Imagine sending a letter to a friend, you write down their address in the middle, you put on a stamp and finally your own address at the top left. If you do all of this then your friend can tell exactly who sent the letter before even having to open it.

Without using UTM tags, your online identity is just like a letter with only the destination and a stamp. In terms of our letter, this means you can see that the letter was sent from Iceland, but not from the Activity Stream head office. If you want more precision in what your website can tell you than relying on Google Analytics alone, then you need to add a return address.

This is where UTM tags come in.

What are UTM Tags?

Instead of just seeing which website a visitor has come from (like on Google Analytics) UTM tags can be used to tell if a visitor has clicked on a specific campaign, call to action or got to your site through your newsletter or social media posts. This allows you to understand exactly how successful each of these approaches is in getting people to your website, enabling you to spend more time on what works.

UTM tags work by bringing you to a different version of the same webpage dependent on where you came from. You can see this in the URL for this page. The original URL for this page looks like this:


However, if you came through our twitter post you’ll see this:


And if you got to this article through our newsletter you’d see this:


The UTM tag doesn’t change what you actually see on the page but allows for Google Analytics to distinguish more accurately between different sources of traffic. This means that you can easily organize your data around these tags, pinpointing exactly how different groups are reaching your site.

The 5 Types of UTM Tag

There are 5 types of UTM tag which you can use to collect different types of data about visitors to your site:

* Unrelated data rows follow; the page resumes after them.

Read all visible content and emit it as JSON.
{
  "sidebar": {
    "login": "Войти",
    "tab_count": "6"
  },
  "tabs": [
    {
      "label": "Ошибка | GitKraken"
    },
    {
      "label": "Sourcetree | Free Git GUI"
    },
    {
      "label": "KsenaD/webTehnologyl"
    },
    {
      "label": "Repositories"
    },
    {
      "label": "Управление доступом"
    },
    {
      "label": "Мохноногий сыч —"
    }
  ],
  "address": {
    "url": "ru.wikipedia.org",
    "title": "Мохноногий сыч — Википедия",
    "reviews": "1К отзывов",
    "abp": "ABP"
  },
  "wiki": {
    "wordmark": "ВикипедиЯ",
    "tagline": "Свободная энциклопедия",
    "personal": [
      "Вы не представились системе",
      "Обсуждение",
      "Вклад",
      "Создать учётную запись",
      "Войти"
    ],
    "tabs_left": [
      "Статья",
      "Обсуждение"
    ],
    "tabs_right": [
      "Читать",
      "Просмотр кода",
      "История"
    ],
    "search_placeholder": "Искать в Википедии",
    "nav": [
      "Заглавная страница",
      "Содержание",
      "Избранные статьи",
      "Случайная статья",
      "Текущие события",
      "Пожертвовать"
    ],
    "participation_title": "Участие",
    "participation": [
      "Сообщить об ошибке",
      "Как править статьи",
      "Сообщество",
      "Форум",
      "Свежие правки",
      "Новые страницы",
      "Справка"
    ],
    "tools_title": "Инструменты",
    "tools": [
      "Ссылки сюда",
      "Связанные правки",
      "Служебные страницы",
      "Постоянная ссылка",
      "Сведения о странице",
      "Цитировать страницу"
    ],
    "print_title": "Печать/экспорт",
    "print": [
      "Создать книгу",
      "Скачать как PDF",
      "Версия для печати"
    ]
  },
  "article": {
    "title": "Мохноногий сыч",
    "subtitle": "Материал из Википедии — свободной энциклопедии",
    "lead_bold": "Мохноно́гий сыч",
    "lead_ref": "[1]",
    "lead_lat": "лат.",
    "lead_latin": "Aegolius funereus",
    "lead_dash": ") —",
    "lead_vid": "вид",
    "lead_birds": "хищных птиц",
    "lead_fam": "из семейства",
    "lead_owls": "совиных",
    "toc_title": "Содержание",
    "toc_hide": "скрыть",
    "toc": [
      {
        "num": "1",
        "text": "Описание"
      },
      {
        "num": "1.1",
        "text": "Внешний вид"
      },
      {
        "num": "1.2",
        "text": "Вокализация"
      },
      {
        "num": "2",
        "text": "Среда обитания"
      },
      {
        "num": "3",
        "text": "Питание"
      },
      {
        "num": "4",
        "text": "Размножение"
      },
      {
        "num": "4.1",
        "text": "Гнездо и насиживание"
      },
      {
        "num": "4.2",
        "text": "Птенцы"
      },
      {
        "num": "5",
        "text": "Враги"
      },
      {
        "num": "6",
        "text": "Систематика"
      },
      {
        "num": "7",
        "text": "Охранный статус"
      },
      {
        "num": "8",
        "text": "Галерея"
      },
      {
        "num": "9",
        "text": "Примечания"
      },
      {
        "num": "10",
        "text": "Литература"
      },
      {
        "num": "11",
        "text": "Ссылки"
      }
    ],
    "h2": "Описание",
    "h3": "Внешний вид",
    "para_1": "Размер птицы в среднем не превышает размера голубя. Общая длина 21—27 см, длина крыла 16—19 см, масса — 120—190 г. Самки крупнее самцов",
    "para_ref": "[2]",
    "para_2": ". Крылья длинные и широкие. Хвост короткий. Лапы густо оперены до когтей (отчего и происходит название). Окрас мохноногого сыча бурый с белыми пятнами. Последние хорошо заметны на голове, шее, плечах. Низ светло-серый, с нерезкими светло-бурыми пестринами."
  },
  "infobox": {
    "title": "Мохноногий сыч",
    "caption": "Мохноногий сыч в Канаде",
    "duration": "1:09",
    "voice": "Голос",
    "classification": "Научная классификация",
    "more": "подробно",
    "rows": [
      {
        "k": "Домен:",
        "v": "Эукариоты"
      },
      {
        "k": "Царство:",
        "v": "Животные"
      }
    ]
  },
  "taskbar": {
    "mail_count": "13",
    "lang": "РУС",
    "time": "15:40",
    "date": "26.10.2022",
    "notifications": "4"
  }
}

Campaign: The campaign tag is the unique identifier that you create for each link.

Source: The source tag refers to where your link was shared.

Medium: The medium tag refers to the type of link that was shared.

Term: The term tag is used to find out which search keywords sent the traffic to your site.

Content: The content tag is about which specific piece of text or CTA sent the traffic to your site.

4 Top Tips on How to Use UTM Tags

The simple way to use UTM tags is to simply start putting them in links that you post. If you use Google Analytics already it will be able to read these and organize them into categories. However, there are some top tips that you should follow to both reduce your workload and improve the impact of using UTM tags.

Identify best categories

The first thing is to identify the categories which will give you the most useful information. As an example, you could label traffic from a campaign as either:

“?utm_campaign=facebook_oct1” or “?utm_campaign=facebook_oct”.

As you can see, the first tag shows that the traffic came from a campaign that was posted on October 1st, whereas the second shows that the campaign was from October in general. If you are using multiple posts for one campaign, then being more specific in this way can give you more actionable information like when it’s best to post.

Have a system

Another vital thing to do when using UTM tags is to have a defined system and stick to it. This is especially important when you have multiple people using the UTM tags. This means that if one person uses “?utm_source=Facebook” and another uses “?utm_source=fb” then they won’t be shown together by analytics. It’s also worth eliminating upper case letters, which is another common problem when different people design UTM tags.

Use a UTM builder

In order to make this even easier, it’s always best to use a UTM builder in order to ensure consistency and speed. This means that all of your tagging will follow a similar pattern and you won’t be left typing out new UTM tags every time you make a post.

Don’t share links with UTM parameters

Lastly, sharing a link with multiple UTM parameters can look messy to people. As a result, it’s best to use a branded link which doesn’t show all of the UTM tags. You can do this by using Google Analytics’ URL shortener for links that you post.

Find Out More:

Check out these articles if you want a more detailed insight into how UTM tags work, or how they can change what you do: